• **Action item**
Search through the entries for the word "subject" and copy every line that has it.
★ ★ ★ ★ ★
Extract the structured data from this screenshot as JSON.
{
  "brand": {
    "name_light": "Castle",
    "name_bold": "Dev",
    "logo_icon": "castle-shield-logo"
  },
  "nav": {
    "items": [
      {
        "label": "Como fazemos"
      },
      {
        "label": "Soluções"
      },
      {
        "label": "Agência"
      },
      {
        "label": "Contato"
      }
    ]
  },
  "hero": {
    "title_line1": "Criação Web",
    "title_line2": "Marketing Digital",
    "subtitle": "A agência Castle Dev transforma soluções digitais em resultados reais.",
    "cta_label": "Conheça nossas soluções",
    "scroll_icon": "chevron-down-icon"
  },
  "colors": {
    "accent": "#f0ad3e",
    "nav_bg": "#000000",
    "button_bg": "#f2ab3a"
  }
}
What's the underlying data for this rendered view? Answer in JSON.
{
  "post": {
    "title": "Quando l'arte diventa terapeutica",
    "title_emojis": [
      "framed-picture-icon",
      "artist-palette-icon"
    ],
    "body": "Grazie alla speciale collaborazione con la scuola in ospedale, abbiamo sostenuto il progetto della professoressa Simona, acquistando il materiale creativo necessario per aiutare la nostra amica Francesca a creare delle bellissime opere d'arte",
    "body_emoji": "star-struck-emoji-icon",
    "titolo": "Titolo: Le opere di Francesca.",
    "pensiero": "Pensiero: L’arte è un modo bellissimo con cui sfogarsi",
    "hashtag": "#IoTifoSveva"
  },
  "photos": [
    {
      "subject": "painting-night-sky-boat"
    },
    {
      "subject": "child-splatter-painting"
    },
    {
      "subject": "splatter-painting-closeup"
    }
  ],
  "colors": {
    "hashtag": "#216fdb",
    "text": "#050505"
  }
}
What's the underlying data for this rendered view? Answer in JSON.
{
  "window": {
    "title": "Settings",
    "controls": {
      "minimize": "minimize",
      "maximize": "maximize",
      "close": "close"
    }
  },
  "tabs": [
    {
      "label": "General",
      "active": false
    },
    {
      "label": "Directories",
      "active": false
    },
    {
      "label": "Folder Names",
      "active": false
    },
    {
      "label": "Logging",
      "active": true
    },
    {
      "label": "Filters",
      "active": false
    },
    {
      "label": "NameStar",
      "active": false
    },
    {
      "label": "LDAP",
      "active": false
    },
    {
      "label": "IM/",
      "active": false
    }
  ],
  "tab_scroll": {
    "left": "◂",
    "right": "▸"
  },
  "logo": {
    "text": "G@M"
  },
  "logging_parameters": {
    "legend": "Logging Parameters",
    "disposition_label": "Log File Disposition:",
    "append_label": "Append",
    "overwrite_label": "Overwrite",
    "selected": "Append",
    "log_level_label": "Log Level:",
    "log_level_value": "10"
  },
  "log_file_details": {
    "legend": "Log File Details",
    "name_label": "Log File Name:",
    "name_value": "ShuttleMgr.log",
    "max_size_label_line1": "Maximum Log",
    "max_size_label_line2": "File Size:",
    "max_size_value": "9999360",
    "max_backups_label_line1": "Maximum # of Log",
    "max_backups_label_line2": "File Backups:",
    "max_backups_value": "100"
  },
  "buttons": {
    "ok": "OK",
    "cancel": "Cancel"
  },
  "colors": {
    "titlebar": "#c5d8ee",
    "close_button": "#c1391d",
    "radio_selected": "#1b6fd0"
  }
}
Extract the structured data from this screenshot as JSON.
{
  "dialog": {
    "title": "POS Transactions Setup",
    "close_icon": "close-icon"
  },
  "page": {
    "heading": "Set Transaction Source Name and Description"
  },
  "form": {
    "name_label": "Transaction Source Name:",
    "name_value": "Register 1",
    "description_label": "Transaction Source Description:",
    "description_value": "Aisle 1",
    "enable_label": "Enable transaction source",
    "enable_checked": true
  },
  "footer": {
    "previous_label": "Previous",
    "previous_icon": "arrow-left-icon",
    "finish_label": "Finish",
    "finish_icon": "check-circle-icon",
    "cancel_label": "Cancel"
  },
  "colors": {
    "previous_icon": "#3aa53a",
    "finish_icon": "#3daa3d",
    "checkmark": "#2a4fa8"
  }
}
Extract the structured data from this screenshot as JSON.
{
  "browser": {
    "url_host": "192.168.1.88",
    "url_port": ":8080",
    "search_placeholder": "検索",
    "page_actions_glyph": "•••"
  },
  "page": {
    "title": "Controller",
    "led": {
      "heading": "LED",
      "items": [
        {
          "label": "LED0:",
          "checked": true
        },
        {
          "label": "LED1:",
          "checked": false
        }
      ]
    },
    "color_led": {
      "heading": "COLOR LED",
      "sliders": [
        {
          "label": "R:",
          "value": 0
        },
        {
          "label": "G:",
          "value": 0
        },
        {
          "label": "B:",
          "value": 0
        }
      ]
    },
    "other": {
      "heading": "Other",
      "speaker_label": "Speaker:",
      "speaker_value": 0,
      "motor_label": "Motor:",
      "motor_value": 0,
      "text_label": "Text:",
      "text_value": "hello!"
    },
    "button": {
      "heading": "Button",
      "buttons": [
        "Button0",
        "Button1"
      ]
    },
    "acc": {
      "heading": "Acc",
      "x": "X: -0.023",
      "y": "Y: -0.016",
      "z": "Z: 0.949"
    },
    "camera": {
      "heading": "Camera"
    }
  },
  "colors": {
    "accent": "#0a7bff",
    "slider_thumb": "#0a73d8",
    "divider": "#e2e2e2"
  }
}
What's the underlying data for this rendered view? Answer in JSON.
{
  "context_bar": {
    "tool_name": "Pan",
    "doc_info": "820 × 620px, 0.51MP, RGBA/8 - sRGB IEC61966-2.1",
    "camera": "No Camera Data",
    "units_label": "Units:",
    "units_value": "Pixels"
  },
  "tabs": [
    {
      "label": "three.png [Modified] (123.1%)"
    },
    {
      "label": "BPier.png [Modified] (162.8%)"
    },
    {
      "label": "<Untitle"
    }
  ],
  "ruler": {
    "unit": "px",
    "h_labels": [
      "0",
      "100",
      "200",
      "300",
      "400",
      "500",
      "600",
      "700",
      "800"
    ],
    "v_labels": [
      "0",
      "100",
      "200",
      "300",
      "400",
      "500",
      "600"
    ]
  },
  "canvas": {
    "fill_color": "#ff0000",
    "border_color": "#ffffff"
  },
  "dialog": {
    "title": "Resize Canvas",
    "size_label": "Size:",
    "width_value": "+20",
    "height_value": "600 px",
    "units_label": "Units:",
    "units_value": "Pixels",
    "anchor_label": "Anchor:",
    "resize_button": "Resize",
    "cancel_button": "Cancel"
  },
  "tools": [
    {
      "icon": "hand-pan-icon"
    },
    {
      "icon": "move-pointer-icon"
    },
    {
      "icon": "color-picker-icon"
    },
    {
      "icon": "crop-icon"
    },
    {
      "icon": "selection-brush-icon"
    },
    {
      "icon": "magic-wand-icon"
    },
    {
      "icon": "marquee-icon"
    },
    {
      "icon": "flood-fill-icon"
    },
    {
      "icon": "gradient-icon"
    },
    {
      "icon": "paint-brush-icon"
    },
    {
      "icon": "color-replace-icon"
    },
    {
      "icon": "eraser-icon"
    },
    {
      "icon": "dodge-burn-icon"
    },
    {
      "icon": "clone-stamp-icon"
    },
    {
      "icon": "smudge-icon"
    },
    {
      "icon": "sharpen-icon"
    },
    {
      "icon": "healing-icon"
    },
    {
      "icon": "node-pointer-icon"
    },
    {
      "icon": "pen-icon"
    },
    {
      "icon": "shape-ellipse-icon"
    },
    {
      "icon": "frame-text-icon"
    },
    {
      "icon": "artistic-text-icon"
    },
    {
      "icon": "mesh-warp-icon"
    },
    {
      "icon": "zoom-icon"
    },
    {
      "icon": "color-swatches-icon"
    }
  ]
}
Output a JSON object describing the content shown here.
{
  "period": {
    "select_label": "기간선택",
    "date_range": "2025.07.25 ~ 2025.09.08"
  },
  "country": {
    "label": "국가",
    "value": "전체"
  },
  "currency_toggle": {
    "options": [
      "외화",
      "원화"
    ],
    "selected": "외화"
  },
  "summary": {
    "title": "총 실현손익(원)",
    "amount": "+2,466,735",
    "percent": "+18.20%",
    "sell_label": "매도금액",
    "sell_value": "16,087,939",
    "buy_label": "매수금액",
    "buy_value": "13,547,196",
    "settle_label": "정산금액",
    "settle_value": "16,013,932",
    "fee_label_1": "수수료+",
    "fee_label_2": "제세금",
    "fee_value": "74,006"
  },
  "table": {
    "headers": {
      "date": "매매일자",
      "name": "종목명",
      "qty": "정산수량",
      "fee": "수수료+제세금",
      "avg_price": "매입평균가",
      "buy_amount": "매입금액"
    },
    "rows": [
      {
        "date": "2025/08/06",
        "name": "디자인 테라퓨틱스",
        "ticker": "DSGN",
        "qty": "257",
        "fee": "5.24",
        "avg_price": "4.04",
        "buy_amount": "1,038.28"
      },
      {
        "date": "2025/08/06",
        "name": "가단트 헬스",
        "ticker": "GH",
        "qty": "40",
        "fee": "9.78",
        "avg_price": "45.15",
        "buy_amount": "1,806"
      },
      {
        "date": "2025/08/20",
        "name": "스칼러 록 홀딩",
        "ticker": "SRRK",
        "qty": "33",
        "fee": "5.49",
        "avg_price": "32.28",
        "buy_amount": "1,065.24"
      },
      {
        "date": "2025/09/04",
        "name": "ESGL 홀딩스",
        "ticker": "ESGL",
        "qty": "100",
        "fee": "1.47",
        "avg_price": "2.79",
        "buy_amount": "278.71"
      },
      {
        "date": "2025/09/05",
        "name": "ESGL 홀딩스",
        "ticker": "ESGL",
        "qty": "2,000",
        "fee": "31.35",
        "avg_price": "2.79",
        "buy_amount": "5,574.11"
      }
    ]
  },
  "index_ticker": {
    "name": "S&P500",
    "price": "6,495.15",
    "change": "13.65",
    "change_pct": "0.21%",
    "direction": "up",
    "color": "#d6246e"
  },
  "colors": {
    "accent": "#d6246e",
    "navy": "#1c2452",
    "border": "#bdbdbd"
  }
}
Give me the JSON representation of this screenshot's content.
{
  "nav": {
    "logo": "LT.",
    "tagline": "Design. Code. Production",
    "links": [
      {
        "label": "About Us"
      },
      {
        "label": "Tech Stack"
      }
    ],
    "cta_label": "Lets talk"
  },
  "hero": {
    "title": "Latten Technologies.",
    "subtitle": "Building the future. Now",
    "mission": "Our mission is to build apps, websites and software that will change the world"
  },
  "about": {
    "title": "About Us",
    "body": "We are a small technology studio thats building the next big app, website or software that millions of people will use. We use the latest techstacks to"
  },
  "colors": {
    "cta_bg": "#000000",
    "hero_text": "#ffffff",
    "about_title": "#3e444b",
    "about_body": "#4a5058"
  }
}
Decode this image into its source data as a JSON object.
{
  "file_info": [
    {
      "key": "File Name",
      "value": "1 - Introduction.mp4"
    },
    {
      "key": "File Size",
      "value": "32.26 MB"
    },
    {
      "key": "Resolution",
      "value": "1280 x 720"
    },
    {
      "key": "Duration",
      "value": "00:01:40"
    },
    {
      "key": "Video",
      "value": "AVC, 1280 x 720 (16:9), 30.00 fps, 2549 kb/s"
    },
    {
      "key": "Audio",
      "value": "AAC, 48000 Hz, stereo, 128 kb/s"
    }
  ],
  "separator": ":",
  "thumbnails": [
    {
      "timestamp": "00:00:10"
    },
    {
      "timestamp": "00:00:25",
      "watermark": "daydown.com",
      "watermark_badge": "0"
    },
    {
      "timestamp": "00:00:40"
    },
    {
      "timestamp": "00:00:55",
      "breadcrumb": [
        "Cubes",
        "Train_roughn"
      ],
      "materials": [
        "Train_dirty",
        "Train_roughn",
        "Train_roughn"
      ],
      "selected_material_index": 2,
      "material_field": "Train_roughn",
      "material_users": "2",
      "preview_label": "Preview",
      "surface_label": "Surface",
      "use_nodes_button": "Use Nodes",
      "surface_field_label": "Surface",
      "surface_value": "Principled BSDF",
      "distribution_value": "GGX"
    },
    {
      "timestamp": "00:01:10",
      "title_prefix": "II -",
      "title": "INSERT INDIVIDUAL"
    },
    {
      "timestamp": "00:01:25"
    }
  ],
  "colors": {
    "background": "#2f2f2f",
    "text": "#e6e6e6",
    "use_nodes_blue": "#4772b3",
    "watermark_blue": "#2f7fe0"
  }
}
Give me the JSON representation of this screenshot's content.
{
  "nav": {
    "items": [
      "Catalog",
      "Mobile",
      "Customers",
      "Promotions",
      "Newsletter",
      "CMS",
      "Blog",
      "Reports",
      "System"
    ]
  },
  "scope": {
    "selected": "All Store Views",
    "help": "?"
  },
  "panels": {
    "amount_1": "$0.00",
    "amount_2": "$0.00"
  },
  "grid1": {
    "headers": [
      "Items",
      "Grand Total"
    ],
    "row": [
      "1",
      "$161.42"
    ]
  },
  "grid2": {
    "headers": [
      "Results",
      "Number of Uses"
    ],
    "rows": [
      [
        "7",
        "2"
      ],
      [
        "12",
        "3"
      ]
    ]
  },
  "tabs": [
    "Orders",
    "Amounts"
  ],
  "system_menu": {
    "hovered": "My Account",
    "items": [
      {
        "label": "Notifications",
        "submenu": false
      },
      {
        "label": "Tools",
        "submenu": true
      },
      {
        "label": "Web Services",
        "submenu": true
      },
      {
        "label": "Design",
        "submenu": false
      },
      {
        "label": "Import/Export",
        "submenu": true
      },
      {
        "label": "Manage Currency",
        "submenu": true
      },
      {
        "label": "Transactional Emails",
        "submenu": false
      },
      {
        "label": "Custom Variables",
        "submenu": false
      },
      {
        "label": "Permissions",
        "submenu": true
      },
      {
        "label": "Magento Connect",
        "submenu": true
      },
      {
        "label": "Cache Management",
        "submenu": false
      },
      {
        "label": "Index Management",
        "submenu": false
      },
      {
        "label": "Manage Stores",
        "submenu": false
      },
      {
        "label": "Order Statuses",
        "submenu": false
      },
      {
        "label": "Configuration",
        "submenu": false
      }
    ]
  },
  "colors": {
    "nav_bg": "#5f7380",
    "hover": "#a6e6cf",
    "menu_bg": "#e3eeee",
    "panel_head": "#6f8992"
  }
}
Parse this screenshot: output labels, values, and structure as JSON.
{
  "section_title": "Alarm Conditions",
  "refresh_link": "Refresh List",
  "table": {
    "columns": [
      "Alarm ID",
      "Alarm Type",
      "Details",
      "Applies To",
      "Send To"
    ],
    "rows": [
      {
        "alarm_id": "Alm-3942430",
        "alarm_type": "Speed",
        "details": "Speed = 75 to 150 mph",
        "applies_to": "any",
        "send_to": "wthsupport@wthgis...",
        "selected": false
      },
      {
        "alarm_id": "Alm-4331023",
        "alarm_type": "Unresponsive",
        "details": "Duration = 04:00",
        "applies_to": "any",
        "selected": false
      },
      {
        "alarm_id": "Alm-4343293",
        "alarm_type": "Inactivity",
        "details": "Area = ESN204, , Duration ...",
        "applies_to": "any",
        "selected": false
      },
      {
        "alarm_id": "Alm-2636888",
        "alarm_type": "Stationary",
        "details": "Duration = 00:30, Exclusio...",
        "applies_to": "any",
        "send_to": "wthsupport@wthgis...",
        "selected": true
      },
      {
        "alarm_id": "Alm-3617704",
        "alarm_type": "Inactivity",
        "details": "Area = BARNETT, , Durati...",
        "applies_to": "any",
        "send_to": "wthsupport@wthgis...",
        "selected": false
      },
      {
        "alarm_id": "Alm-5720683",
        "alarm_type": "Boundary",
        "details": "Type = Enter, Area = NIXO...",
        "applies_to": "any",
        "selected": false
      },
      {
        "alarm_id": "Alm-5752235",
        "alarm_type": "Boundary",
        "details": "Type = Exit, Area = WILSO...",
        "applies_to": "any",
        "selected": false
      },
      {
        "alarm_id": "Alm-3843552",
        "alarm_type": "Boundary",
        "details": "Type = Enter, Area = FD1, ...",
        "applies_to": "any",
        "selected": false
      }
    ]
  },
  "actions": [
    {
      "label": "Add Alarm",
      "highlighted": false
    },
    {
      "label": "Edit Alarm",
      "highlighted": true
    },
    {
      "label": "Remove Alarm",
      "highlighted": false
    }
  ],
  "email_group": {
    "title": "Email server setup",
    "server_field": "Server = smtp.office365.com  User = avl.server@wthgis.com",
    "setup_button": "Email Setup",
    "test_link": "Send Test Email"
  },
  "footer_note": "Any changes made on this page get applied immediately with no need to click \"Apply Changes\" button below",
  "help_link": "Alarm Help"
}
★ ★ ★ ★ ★
• **Task answer**
      "subject": "painting-night-sky-boat"
      "subject": "child-splatter-painting"
      "subject": "splatter-painting-closeup"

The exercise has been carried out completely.